States with Early Deadline for signatures
" California--January 3, 2012 (Took a law suit by ACLU to overturn it, but delayed signature gathering while lawsuit was in progress. The high number of signatures remained.
" Texas -Deadline was changed multiple times due to federal redistricting lawsuit. Court ended up moving the precinct conventions for the Democratic and Republican parties, to June which previously had marked the date when you could begin gathering signatures, but left our date as March 14, 2012, which was too late to hold our precinct conventions. So the Justice party had to be completed with its signature by the time most voters even knew there was going to be a primary election. The whole idea that you had to wait to begin signatures seems ridiculous. Plus, existing parties don't have to certify their candidates until after their national conventions in August September.
Other factors which make it difficult for new parties to get on the ballot.
" In half the states there is no procedure for a new political party to get on the ballot the first year. In most of these states, the Presidential candidate for a new party has to run as an independent, receive a certain percentage of votes of those who vote in election in order to qualify for the candidate's party to appear on the ballot. If the candidate doesn't receive enough votes, the candidate's party must go through the same process next election.
" In every state, the independent candidate must bear the cost of printing out signature forms and recruiting volunteers to go around the state and gather signatures. It takes time to recruit volunteers, which is problem because the deadlines for turning in the signatures are coming due at different times. So a national campaign like Rocky Anderson's campaign has to shift resources around and determine which states to focus on first, which usually means focusing on the states with the least restrictive ballot access requirements. So if you don't have the resources to mount a big push in the "hard" states, then you will not be on the ballot in some of the states with the most popular and electoral votes.

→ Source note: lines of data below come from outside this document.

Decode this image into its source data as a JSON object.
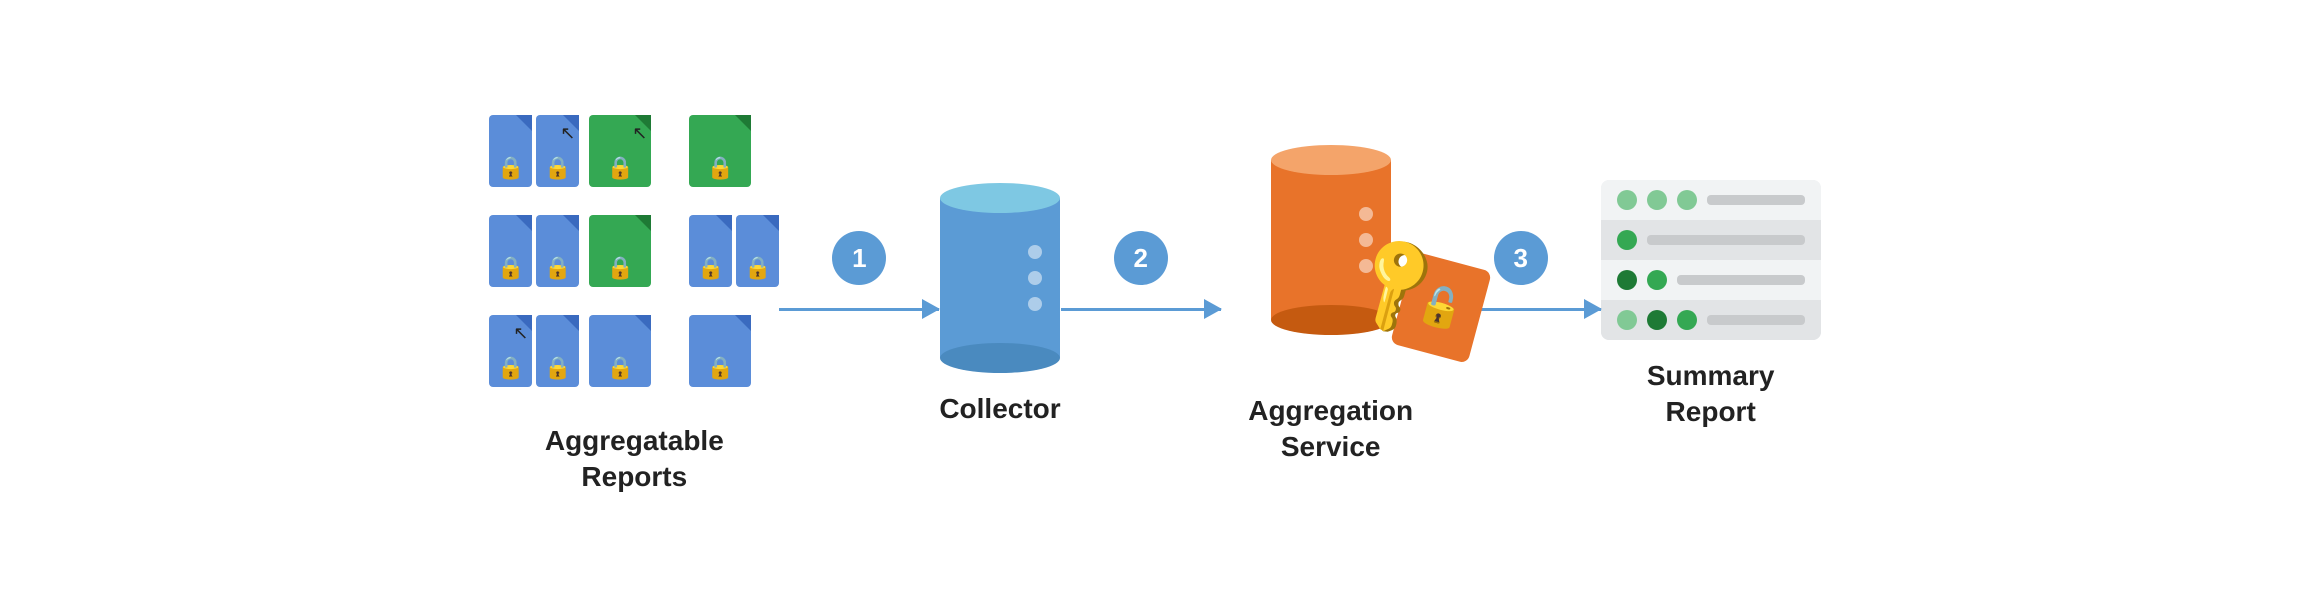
{
  "diagram": {
    "nodes": [
      {
        "id": "aggregatable-reports",
        "label_line1": "Aggregatable",
        "label_line2": "Reports"
      },
      {
        "id": "collector",
        "label_line1": "Collector",
        "label_line2": ""
      },
      {
        "id": "aggregation-service",
        "label_line1": "Aggregation",
        "label_line2": "Service"
      },
      {
        "id": "summary-report",
        "label_line1": "Summary",
        "label_line2": "Report"
      }
    ],
    "arrows": [
      {
        "id": "arrow-1",
        "step": "1"
      },
      {
        "id": "arrow-2",
        "step": "2"
      },
      {
        "id": "arrow-3",
        "step": "3"
      }
    ],
    "grid": {
      "items": [
        {
          "color": "blue",
          "has_cursor": false
        },
        {
          "color": "green",
          "has_cursor": true
        },
        {
          "color": "green",
          "has_cursor": false
        },
        {
          "color": "blue",
          "has_cursor": false
        },
        {
          "color": "green",
          "has_cursor": false
        },
        {
          "color": "blue",
          "has_cursor": false
        },
        {
          "color": "blue",
          "has_cursor": true
        },
        {
          "color": "blue",
          "has_cursor": false
        },
        {
          "color": "blue",
          "has_cursor": false
        }
      ]
    },
    "summary_rows": [
      {
        "dots": [
          "light",
          "light",
          "light"
        ],
        "line_width": "80%"
      },
      {
        "dots": [
          "mid"
        ],
        "line_width": "60%"
      },
      {
        "dots": [
          "dark",
          "mid"
        ],
        "line_width": "70%"
      },
      {
        "dots": [
          "light",
          "dark",
          "mid"
        ],
        "line_width": "50%"
      }
    ]
  }
}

" The election administration in all 50 states is administered by a Secretary of State in control of either the Democratic or Republican parties. While the clerks or low-level officials in the office may try to do their jobs, the policies in all 50 states at the highest levels of election administration is to keep competition from new parties and candidates to a minimum.

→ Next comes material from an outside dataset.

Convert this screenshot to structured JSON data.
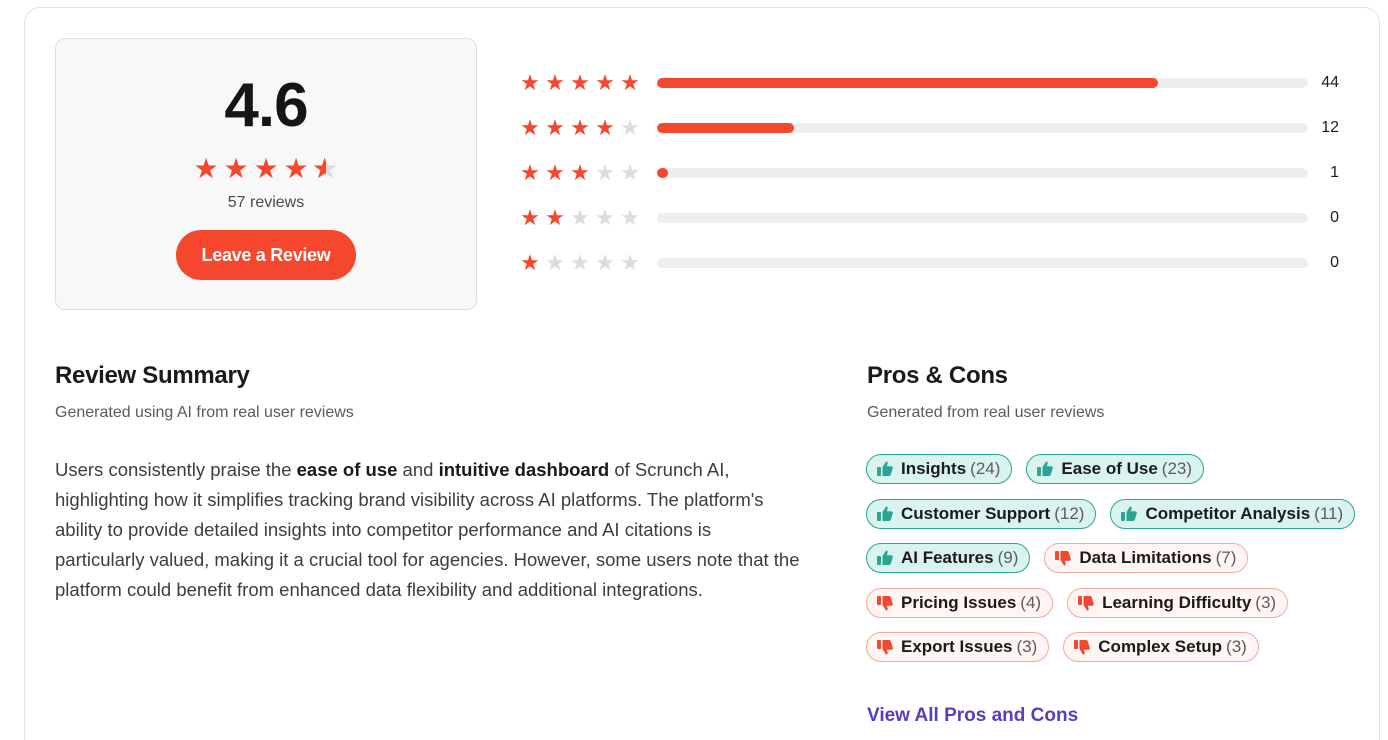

" In some states, the petitions must include only the signatures from the same county. So, if the signature gatherers set up a mall where people from multiple counties are shopping, they would have to keep multiple petitions, one for each county they are likely to encounter.

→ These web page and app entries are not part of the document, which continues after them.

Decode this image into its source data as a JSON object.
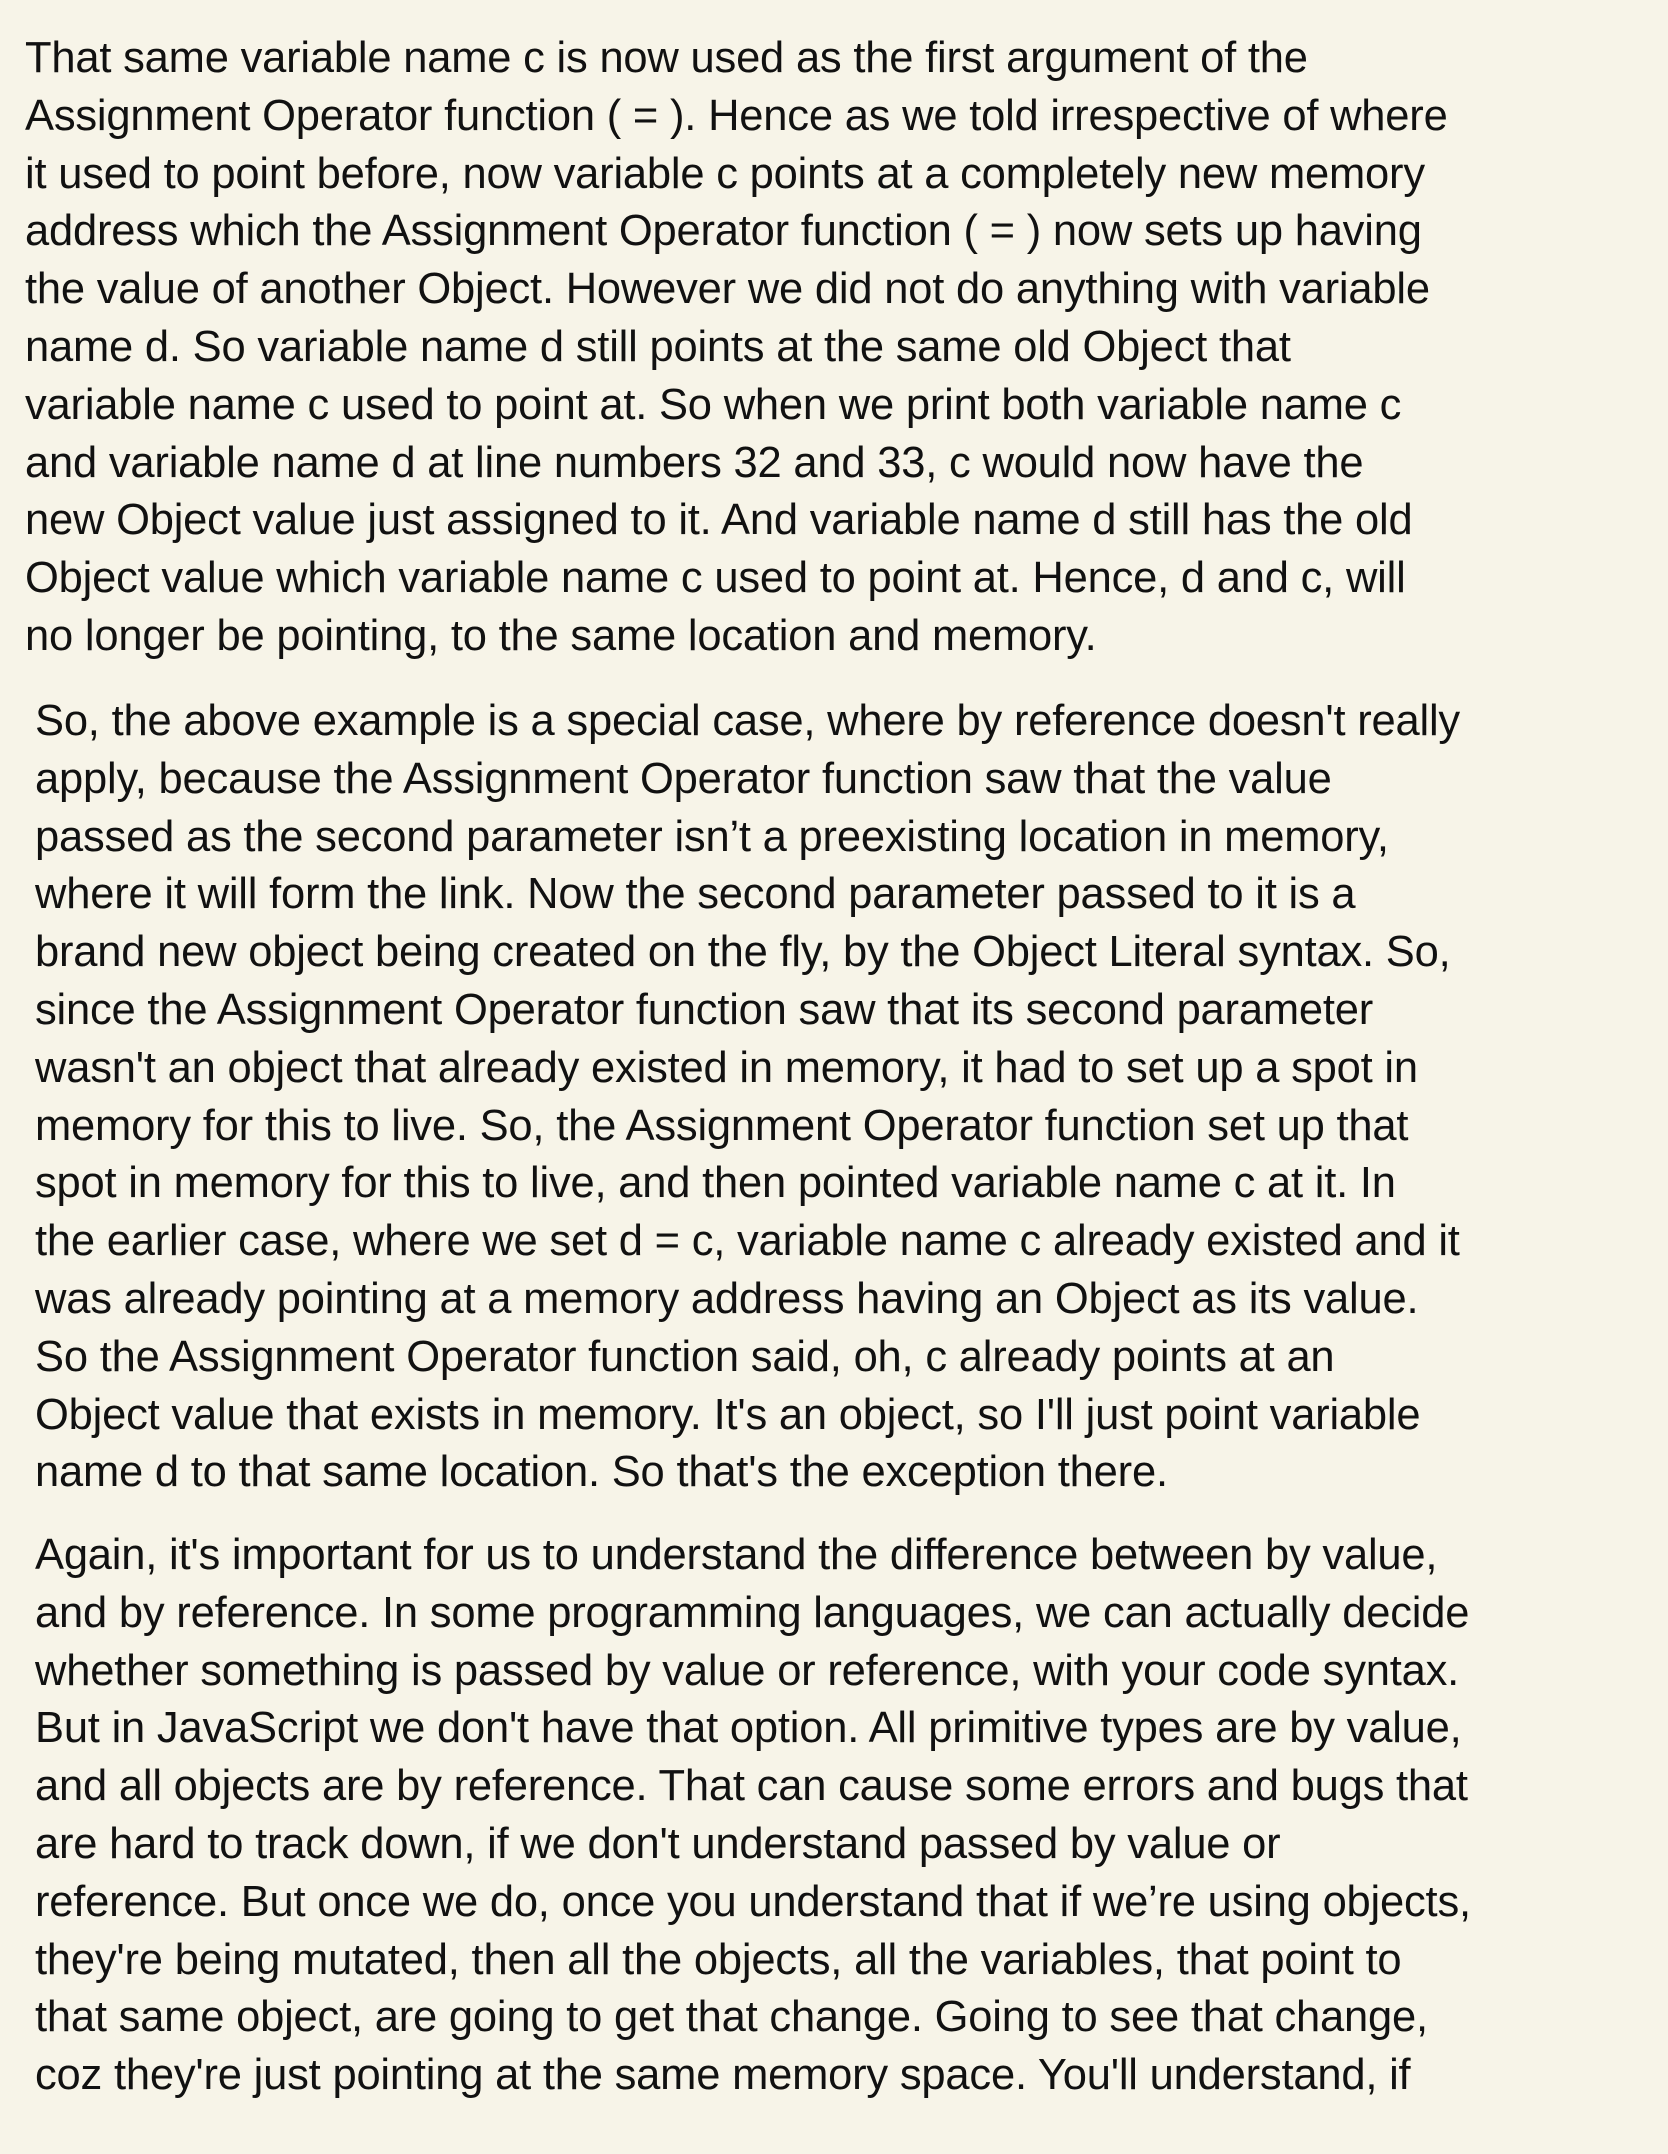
{
  "paragraphs": [
    {
      "lines": [
        "That same variable name c is now used as the first argument of the",
        "Assignment Operator function ( = ). Hence as we told irrespective of where",
        "it used to point before, now variable c points at a completely new memory",
        "address which the Assignment Operator function ( = ) now sets up having",
        "the value of another Object. However we did not do anything with variable",
        "name d. So variable name d still points at the same old Object that",
        "variable name c used to point at. So when we print both variable name c",
        "and variable name d at line numbers 32 and 33, c would now have the",
        "new Object value just assigned to it. And variable name d still has the old",
        "Object value which variable name c used to point at. Hence, d and c, will",
        "no longer be pointing, to the same location and memory."
      ]
    },
    {
      "lines": [
        "So, the above example is a special case, where by reference doesn't really",
        "apply, because the Assignment Operator function saw that the value",
        "passed as the second parameter isn’t  a preexisting location in memory,",
        "where it will form the link. Now the second parameter passed to it is a",
        "brand new object being created on the fly, by the Object Literal syntax. So,",
        "since the Assignment Operator function saw that its second parameter",
        "wasn't an object that already existed in memory, it had to set up a spot in",
        "memory for this to live. So, the Assignment Operator function set up that",
        "spot in memory for this to live, and then pointed variable name c at it. In",
        "the earlier case, where we set d = c, variable name c already existed and it",
        "was already pointing at a memory address having an Object as its value.",
        "So the Assignment Operator function said, oh, c already points at an",
        "Object value that exists in memory. It's an object, so I'll just point variable",
        "name d to that same location. So that's the exception there."
      ]
    },
    {
      "lines": [
        "Again, it's important for us to understand the difference between by value,",
        "and by reference. In some programming languages, we can actually decide",
        "whether something is passed by value or reference, with your code syntax.",
        "But in JavaScript we don't have that option. All primitive types are by value,",
        "and all objects are by reference. That can cause some errors and bugs that",
        "are hard to track down, if we don't understand passed by value or",
        "reference. But once we do, once you understand that if we’re using objects,",
        "they're being mutated, then all the objects, all the variables, that point to",
        "that same object, are going to get that change. Going to see that change,",
        "coz they're just pointing at the same memory space. You'll understand, if"
      ]
    }
  ]
}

" Also, in addition to partisan Secretary of States challenging petitions, existing political parties can challenge the signatures.
"As mentioned on our show, in Pennsylvania if a candidate's signatures are challenged by another party, then the candidates can be held personally liable. In 2008, Democrats challenged Ralph Nader's signatures in Pennsylvania and won a personal judgment against Ralph Nader and his V.P. candidate, where the two candidates were forced to pay a total of $80.000 out of their own bank accounts. This year, the Republicans challenged the signatures of the Libertarian and Constitution parties in Pennsylvania. The Constitution party candidate decided to end his ballot access effort in Pennsylvania because of his fear of a personal judgment against him" (Radio show 9/17/2012).
If a candidate can't reach the number of signatures needed, then he or she must submit the paperwork for being recognized as an official write-in candidate. If the write-in paperwork is not submitted, then if anyone writes-in the candidate name on election day,, that vote will not be counted. In addition, the candidate usually has to recruit a list of Presidential electors should a miracle happen and he or she were to win the popular vote for that state. The electors would then cast the vote for that state in the Electoral College when it meets in December. Also some states require signatures just to be a write-in candidate or charge a filing fee to be a write-in candidate.